  1. Florida's VAM formula confuses many teachers, who call it an unfair and invalid measure of their performance. Florida Department of Education
    A roundup of stories from around the state.
  2. The exterior of the new Nova Southeast University Tampa Bay Regional Campus, Clearwater can be seen on Friday. September 20, 2019.  SCOTT KEELER  |   Times
    Nova Southeastern University’s new campus off the Courtney Campbell Causeway was funded by Drs. Kiran and Pallavi Patel.
  3. Michelle Brandon, center, was one of four teachers at Pasco County's Hudson Elementary to be removed after two weeks of classes because of her state "VAM score." Here she is seen, before her transfer, on the first day of school this year, reviewing classroom rules with students. Later, when they broke the news to students, “there were a lot of tears,” Brandon recalled. "It was very difficult.” JEFFREY SOLOCHEK  |  Times
    It’s a number that is mostly based on test scores. The state says it helps put the best teachers in struggling schools, but many say it’s not valid.
  4. Sandra Gero, a regional search associate at Ray and Associates, hosts a meeting at the Middleton High School auditorium and gathers public comments on what people are looking for for the next Hillsborough County School Superintendent on Thursday, Sept. 19, 2019 in Tampa. LUIS SANTANA  |  Times
    Using public meetings and a survey, they’re painting a picture of the ideal school leader.
  5. Jeff Eakins and MaryEllen Elia, Hillsborough's last two superintendents, were hired from inside the school system. So have all others since 1967. Times staff
    Go to the school district website before 8 a.m. Monday to state your case.
  6. Rep. Geraldine Thompson, D-Orlando, urges the Florida Board of Education to hold schools accountable for teaching the Holocaust and African-American history, as required by lawmakers in 1994. The board was considering a rule on the matter at its Sept. 20, 2019, meeting in Jacksonville. The Florida Channel
    School districts will have to report how they are providing the instruction required in Florida law.
  7. The Pasco County school district would rezone the Seven Oaks subdivision from the Wiregrass Ranch High feeder pattern to the Cypress Creek High feeder pattern, beginning in the 2020-21 school year. Pasco County school district
    The Seven Oaks subdivision is the primary target for rezoning.
  8. Fortify Florida is a new app that allows for anonymous reporting of suspected school threats.
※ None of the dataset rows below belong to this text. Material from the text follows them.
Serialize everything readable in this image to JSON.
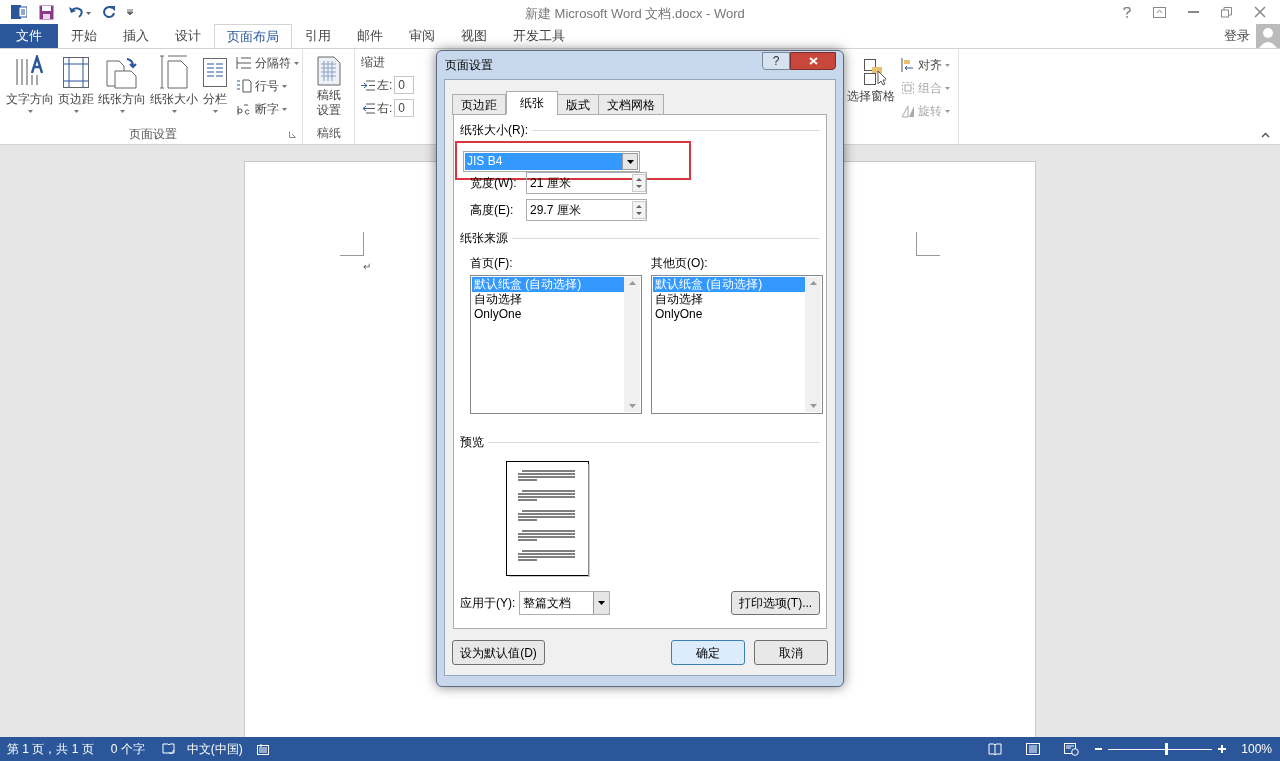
{
  "window": {
    "title": "新建 Microsoft Word 文档.docx - Word",
    "sign_in": "登录"
  },
  "tabs": [
    {
      "label": "文件",
      "kind": "file",
      "selected": false
    },
    {
      "label": "开始",
      "kind": "tab",
      "selected": false
    },
    {
      "label": "插入",
      "kind": "tab",
      "selected": false
    },
    {
      "label": "设计",
      "kind": "tab",
      "selected": false
    },
    {
      "label": "页面布局",
      "kind": "tab",
      "selected": true
    },
    {
      "label": "引用",
      "kind": "tab",
      "selected": false
    },
    {
      "label": "邮件",
      "kind": "tab",
      "selected": false
    },
    {
      "label": "审阅",
      "kind": "tab",
      "selected": false
    },
    {
      "label": "视图",
      "kind": "tab",
      "selected": false
    },
    {
      "label": "开发工具",
      "kind": "tab",
      "selected": false
    }
  ],
  "ribbon": {
    "page_setup": {
      "label": "页面设置",
      "large_buttons": [
        "文字方向",
        "页边距",
        "纸张方向",
        "纸张大小",
        "分栏"
      ],
      "small_buttons": [
        {
          "label": "分隔符",
          "disabled": false
        },
        {
          "label": "行号",
          "disabled": false
        },
        {
          "label": "断字",
          "disabled": false
        }
      ]
    },
    "draft_paper": {
      "label": "稿纸",
      "button": [
        "稿纸",
        "设置"
      ]
    },
    "indent": {
      "label": "缩进",
      "fields": [
        {
          "label": "左:",
          "value": "0"
        },
        {
          "label": "右:",
          "value": "0"
        }
      ]
    },
    "arrange": {
      "large_button": "选择窗格",
      "small_buttons": [
        {
          "label": "对齐",
          "disabled": false
        },
        {
          "label": "组合",
          "disabled": true
        },
        {
          "label": "旋转",
          "disabled": true
        }
      ]
    }
  },
  "document": {
    "paragraph_mark": "↵"
  },
  "dialog": {
    "title": "页面设置",
    "help": "?",
    "tabs": [
      {
        "label": "页边距",
        "selected": false
      },
      {
        "label": "纸张",
        "selected": true
      },
      {
        "label": "版式",
        "selected": false
      },
      {
        "label": "文档网格",
        "selected": false
      }
    ],
    "paper_size": {
      "label": "纸张大小(R):",
      "value": "JIS B4"
    },
    "width": {
      "label": "宽度(W):",
      "value": "21 厘米"
    },
    "height": {
      "label": "高度(E):",
      "value": "29.7 厘米"
    },
    "paper_source": {
      "label": "纸张来源",
      "lists": [
        {
          "label": "首页(F):",
          "items": [
            {
              "label": "默认纸盒 (自动选择)",
              "selected": true
            },
            {
              "label": "自动选择",
              "selected": false
            },
            {
              "label": "OnlyOne",
              "selected": false
            }
          ]
        },
        {
          "label": "其他页(O):",
          "items": [
            {
              "label": "默认纸盒 (自动选择)",
              "selected": true
            },
            {
              "label": "自动选择",
              "selected": false
            },
            {
              "label": "OnlyOne",
              "selected": false
            }
          ]
        }
      ]
    },
    "preview": {
      "label": "预览"
    },
    "apply_to": {
      "label": "应用于(Y):",
      "value": "整篇文档"
    },
    "print_options": "打印选项(T)...",
    "buttons": [
      "设为默认值(D)",
      "确定",
      "取消"
    ]
  },
  "status_bar": {
    "page": "第 1 页，共 1 页",
    "words": "0 个字",
    "language": "中文(中国)",
    "zoom_slider": {
      "level": 0.56
    },
    "zoom": "100%"
  }
}
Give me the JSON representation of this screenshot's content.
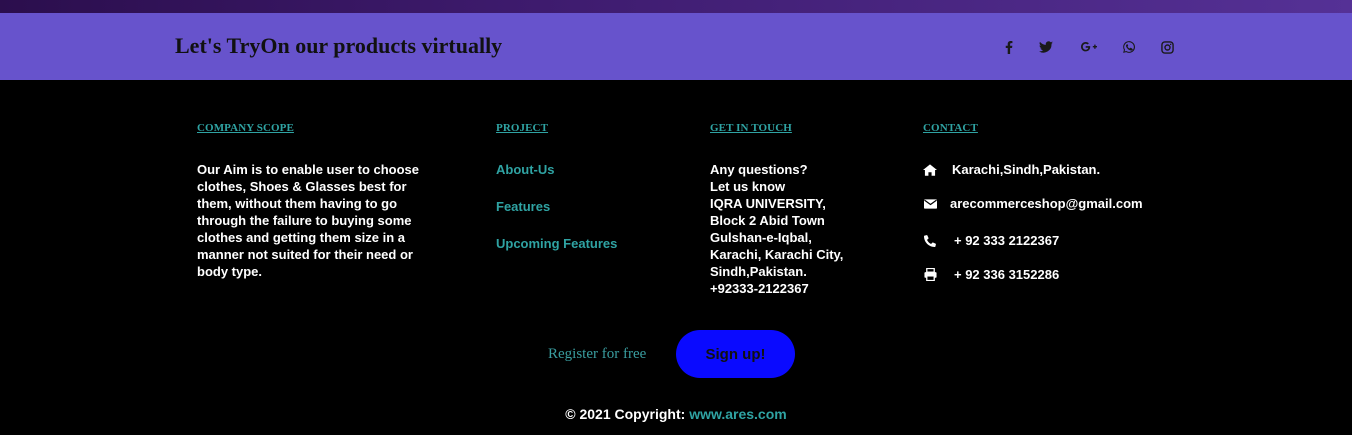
{
  "banner": {
    "title": "Let's TryOn our products virtually",
    "social_icons": [
      "facebook-icon",
      "twitter-icon",
      "google-plus-icon",
      "whatsapp-icon",
      "instagram-icon"
    ]
  },
  "company": {
    "heading": "COMPANY SCOPE",
    "text": "Our Aim is to enable user to choose clothes, Shoes & Glasses best for them, without them having to go through the failure to buying some clothes and getting them size in a manner not suited for their need or body type."
  },
  "project": {
    "heading": "PROJECT",
    "links": [
      "About-Us",
      "Features",
      "Upcoming Features"
    ]
  },
  "touch": {
    "heading": "GET IN TOUCH",
    "lines": [
      "Any questions?",
      "Let us know",
      "IQRA UNIVERSITY,",
      "Block 2 Abid Town",
      "Gulshan-e-Iqbal,",
      "Karachi, Karachi City,",
      "Sindh,Pakistan.",
      "+92333-2122367"
    ]
  },
  "contact": {
    "heading": "CONTACT",
    "address": "Karachi,Sindh,Pakistan.",
    "email": "arecommerceshop@gmail.com",
    "phone": "+ 92 333 2122367",
    "fax": "+ 92 336 3152286"
  },
  "register": {
    "label": "Register for free",
    "button": "Sign up!"
  },
  "copyright": {
    "prefix": "© 2021 Copyright:",
    "link": "www.ares.com"
  },
  "colors": {
    "banner": "#6753cc",
    "accent": "#2fa3a3",
    "signup_button": "#0a0aff",
    "background": "#000000"
  }
}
Florida Department of Education
    A roundup of stories from around the state.
  9. Pasco County school superintendent Kurt Browning says Fortify Florida, the new state-sponsored app that allows students to report potential threats, is "disrupting the education day" because the callers are anonymous, many of the tips are vague and there's no opportunity to get more information from tipsters. "I have an obligation to provide kids with a great education," Browning said. "I cannot do it with this tool, because kids are hiding behind Fortify Florida." JEFFREY SOLOCHEK  |
    Vague and anonymous tips often waste law enforcement’s time and disrupt the school day, says Kurt Browning, president of Florida’s superintendents association.
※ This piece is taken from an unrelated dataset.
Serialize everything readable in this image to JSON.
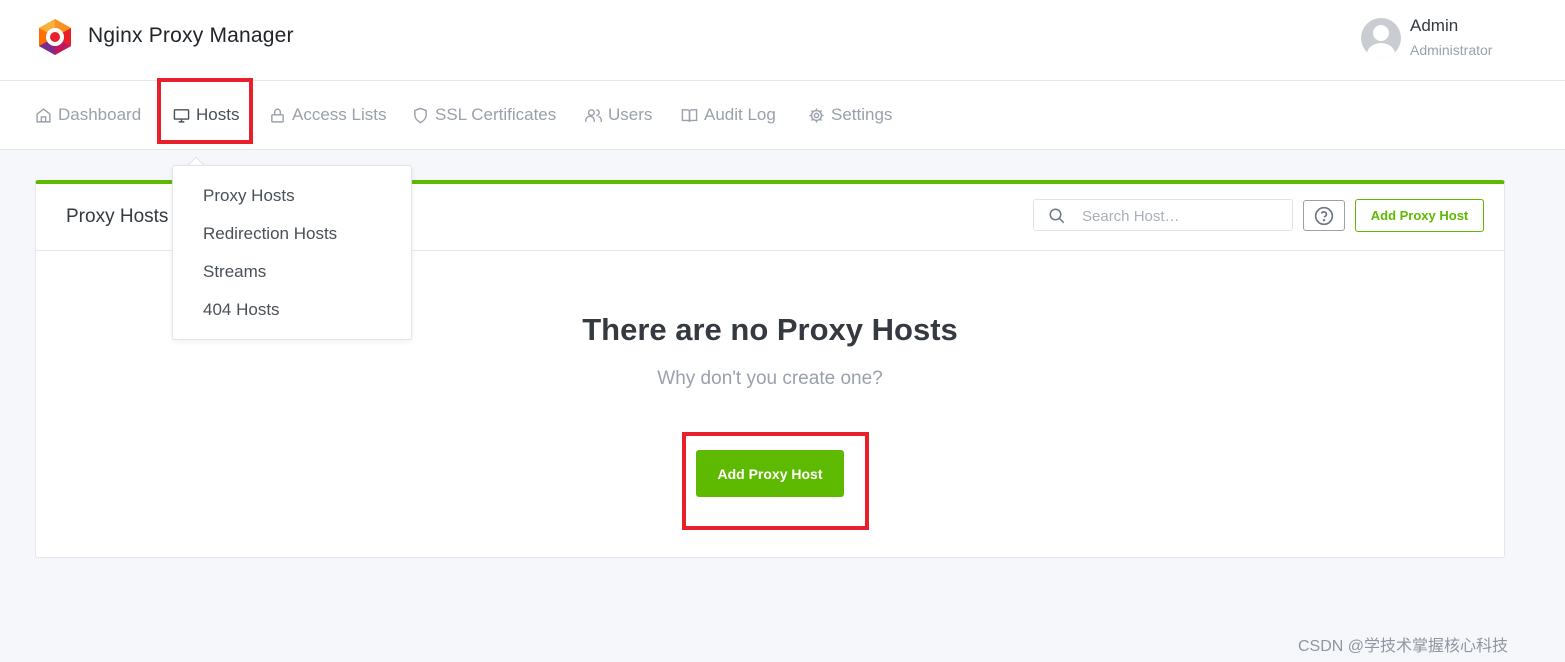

  10. Rep. Susan Valdes, D-Tampa, during a Feb. 7, 2019, meeting of the House PreK-12 Appropriations subcommittee. [The Florida Channel]
    ‘One test should not determine the rest of your life,’ Rep. Susan Valdes says.